November 4, 2004
NDSU Monitors Ultraviolet-B Radiation
North Dakota State University has become the 34th site in the United States to monitor the amount of ultraviolet radiation received from the sun. Ultraviolet radiation, often called UV-B radiation, is that part of the sun’s spectrum that causes sunburn, but it can also cause some types of skin cancer and has been linked to damage of crops, marine organisms and some materials.
Interest in UV-B grew when an ozone hole was discovered over Antarctica. Since ozone absorbs much of the harmful UV-B radiation as it passes through the atmosphere, scientists began more extensive monitoring for UV-B radiation.
The NDSU Microclimatic Research Station on campus is the monitoring site. It was chosen by the USDA UV-B Monitoring and Research Program at Colorado State University.
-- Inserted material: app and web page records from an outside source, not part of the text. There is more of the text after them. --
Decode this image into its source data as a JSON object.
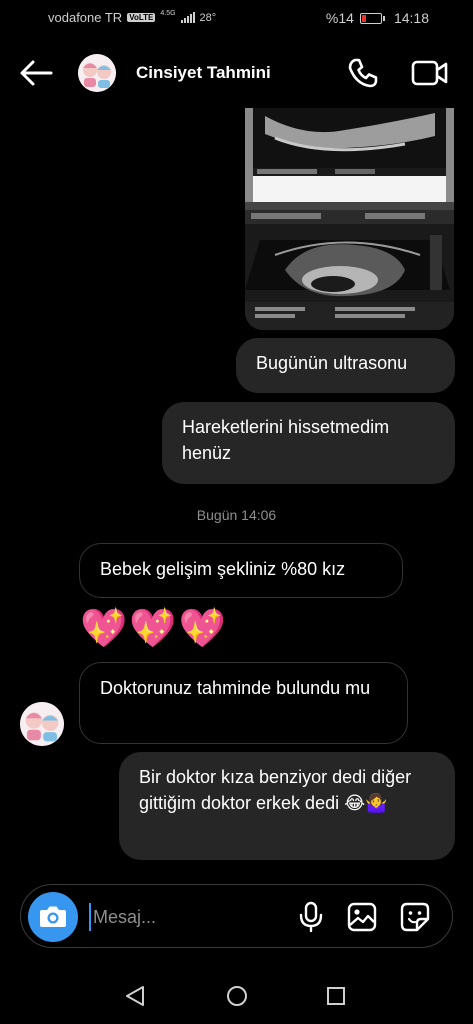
{
  "status_bar": {
    "carrier": "vodafone TR",
    "volte": "VoLTE",
    "network": "4.5G",
    "temperature": "28°",
    "battery_percent": "%14",
    "time": "14:18"
  },
  "header": {
    "contact_name": "Cinsiyet Tahmini"
  },
  "messages": [
    {
      "direction": "out",
      "text": "Bugünün ultrasonu"
    },
    {
      "direction": "out",
      "text": "Hareketlerini hissetmedim henüz"
    },
    {
      "direction": "in",
      "text": "Bebek gelişim şekliniz %80 kız"
    },
    {
      "direction": "in",
      "text": "💖💖💖"
    },
    {
      "direction": "in",
      "text": "Doktorunuz tahminde bulundu mu"
    },
    {
      "direction": "out",
      "text": "Bir doktor kıza benziyor dedi diğer gittiğim doktor erkek dedi 😂🤷‍♀️"
    }
  ],
  "timestamp": "Bugün 14:06",
  "composer": {
    "placeholder": "Mesaj..."
  },
  "icons": [
    "back-arrow-icon",
    "phone-icon",
    "video-camera-icon",
    "camera-icon",
    "microphone-icon",
    "gallery-icon",
    "sticker-icon",
    "nav-back-icon",
    "nav-home-icon",
    "nav-recents-icon"
  ],
  "colors": {
    "background": "#000000",
    "outgoing_bubble": "#262626",
    "accent": "#3797f0",
    "timestamp": "#8e8e8e"
  }
}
The site will be maintained by John Enz, NDSU agriculture climatologist. It became operational Nov. 1.
The monitoring program was initiated in 1992 to provide information on the geographical distribution and trends of UV-B radiation in the United States. “The information is necessary to assess the potential impacts of increasing ultraviolet radiation levels on crops and forests,” Enz says.
The monitoring program:
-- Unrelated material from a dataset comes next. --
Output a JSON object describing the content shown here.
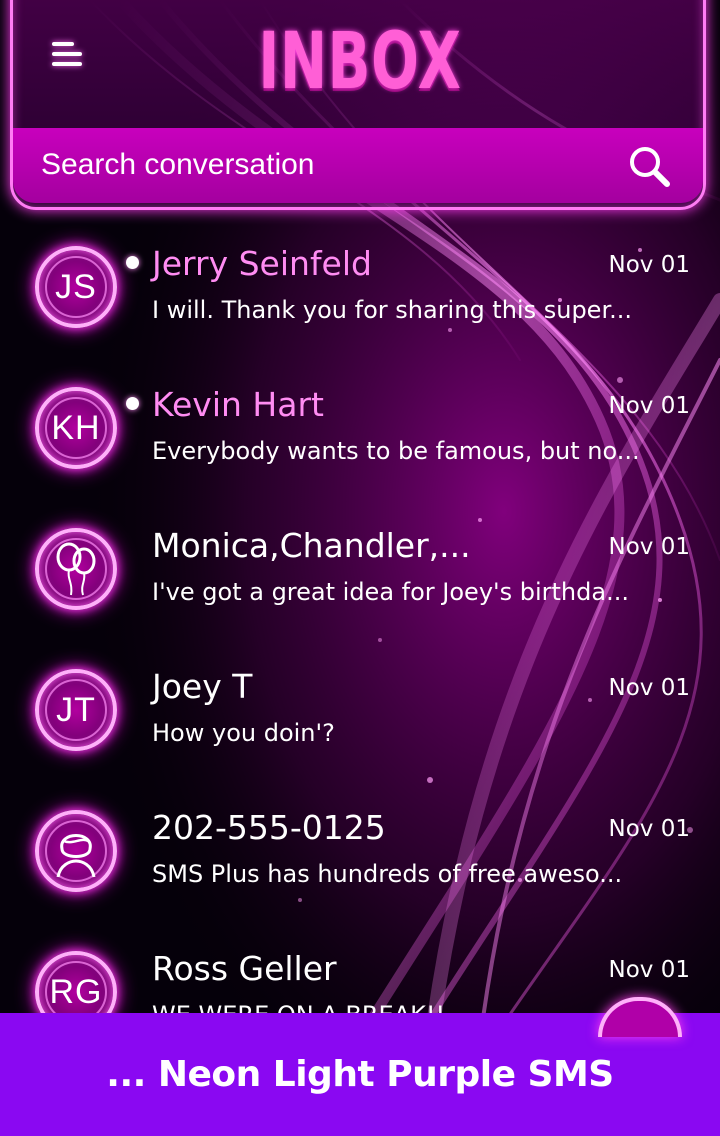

“The monitoring program supports research that increases our understanding of the factors controlling surface UV-B and provides the data necessary for assessing the impact of UV-B radiation on human health, ecosystems and materials,” Enz says.
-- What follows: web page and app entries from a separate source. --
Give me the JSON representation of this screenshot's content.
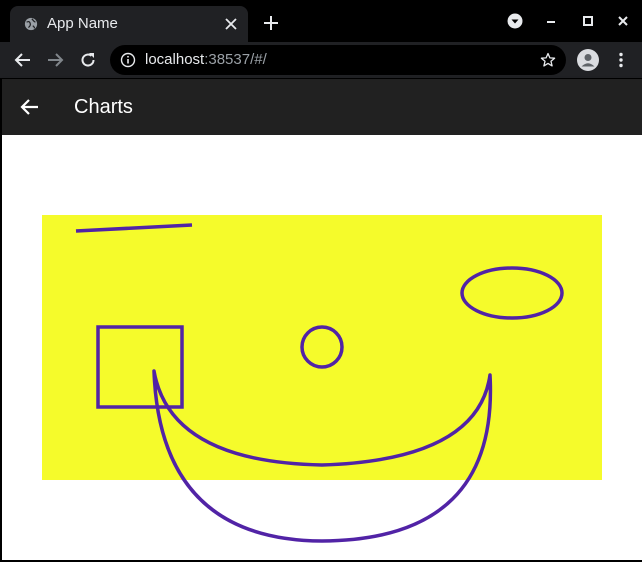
{
  "browser": {
    "tab_title": "App Name",
    "url_host": "localhost",
    "url_rest": ":38537/#/"
  },
  "appbar": {
    "title": "Charts"
  },
  "colors": {
    "canvas_background": "#f5fb2b",
    "stroke": "#5123a6",
    "appbar": "#212121"
  },
  "icons": [
    "globe-icon",
    "close-icon",
    "plus-icon",
    "back-arrow-icon",
    "forward-arrow-icon",
    "reload-icon",
    "info-icon",
    "star-icon",
    "profile-icon",
    "menu-dots-icon"
  ]
}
The program has two networks, research and climatological. The research network has state-of-the-art equipment at six sites where collaborative research allows cross-disciplinary use of the data. The climatological network requires less sophisticated instrumentation and will eventually total 35 to 40 monitoring stations.
The data collected will have other uses as well, notes Enz. “Researchers will be able to use commercial software along with the site data to make state-of-the-art atmospheric corrections for any remote sensing imagery (plane or satellite) of crops and forests. This should be valuable for remote sensing and precision-agriculture scientists and entrepreneurs.”